[Data about app and page elements]
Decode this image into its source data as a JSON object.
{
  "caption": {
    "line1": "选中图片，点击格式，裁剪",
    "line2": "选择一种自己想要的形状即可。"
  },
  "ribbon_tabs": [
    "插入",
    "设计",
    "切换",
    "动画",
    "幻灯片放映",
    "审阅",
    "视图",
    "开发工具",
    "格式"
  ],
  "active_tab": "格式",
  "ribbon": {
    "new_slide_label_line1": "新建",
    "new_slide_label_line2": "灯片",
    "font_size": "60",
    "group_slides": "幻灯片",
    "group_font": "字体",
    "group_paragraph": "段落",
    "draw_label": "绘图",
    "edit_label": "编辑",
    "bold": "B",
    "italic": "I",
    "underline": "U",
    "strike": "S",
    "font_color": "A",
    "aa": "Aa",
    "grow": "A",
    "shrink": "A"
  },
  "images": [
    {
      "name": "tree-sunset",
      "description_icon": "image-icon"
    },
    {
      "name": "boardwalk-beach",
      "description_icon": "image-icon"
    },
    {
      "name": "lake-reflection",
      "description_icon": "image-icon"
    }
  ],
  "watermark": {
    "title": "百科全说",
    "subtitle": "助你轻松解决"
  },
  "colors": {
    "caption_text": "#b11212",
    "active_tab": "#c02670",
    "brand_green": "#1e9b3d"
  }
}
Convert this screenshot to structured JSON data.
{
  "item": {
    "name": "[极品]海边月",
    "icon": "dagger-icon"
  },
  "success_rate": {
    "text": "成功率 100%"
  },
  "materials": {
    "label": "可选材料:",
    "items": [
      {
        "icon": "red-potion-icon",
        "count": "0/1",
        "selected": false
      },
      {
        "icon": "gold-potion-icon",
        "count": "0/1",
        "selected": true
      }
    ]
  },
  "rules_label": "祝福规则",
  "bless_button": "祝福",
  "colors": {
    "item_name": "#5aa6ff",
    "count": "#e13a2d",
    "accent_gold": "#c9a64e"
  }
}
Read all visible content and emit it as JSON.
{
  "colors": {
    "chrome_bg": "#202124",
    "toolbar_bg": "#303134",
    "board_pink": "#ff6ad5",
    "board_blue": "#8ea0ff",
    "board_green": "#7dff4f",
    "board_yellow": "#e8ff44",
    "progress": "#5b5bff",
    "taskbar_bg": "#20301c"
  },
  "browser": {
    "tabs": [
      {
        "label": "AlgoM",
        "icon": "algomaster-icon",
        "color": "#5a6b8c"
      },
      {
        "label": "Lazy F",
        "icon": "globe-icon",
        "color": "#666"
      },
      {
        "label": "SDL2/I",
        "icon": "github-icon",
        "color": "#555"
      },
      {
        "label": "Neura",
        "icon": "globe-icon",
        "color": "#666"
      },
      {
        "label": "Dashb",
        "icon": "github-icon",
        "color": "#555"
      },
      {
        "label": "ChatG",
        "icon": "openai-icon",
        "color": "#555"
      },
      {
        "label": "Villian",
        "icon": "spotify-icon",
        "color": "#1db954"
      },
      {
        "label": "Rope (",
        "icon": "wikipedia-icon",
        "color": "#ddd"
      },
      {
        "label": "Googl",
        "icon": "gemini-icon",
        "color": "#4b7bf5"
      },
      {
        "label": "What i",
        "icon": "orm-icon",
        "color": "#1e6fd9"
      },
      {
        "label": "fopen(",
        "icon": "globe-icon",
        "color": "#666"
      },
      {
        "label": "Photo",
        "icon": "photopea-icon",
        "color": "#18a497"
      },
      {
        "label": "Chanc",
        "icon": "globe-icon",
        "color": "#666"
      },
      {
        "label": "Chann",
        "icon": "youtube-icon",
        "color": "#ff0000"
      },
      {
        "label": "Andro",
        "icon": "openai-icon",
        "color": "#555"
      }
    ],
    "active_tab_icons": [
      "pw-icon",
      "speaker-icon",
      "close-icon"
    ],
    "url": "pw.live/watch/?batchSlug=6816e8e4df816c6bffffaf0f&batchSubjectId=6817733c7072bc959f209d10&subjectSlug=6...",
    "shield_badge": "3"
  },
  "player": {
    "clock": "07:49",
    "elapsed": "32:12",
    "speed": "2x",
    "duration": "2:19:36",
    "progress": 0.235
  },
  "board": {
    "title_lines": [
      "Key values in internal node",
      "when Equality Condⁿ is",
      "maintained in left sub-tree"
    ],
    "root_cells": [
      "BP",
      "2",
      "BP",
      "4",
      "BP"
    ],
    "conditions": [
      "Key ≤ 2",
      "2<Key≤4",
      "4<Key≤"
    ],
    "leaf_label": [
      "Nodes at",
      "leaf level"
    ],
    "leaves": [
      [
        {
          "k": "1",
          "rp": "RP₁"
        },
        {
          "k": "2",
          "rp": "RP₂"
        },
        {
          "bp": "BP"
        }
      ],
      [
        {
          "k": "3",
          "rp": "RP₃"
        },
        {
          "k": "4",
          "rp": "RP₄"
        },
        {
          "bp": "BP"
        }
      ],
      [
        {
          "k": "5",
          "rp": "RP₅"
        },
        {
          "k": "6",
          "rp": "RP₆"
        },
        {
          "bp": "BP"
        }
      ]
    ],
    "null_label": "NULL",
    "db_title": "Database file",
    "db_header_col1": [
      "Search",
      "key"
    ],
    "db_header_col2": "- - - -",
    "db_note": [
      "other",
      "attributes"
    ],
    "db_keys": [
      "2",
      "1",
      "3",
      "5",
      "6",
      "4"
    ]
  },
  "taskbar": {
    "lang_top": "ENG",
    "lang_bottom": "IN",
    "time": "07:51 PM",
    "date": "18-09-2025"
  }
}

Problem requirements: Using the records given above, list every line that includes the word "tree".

Expected answer:
      "name": "tree-sunset",
      "maintained in left sub-tree"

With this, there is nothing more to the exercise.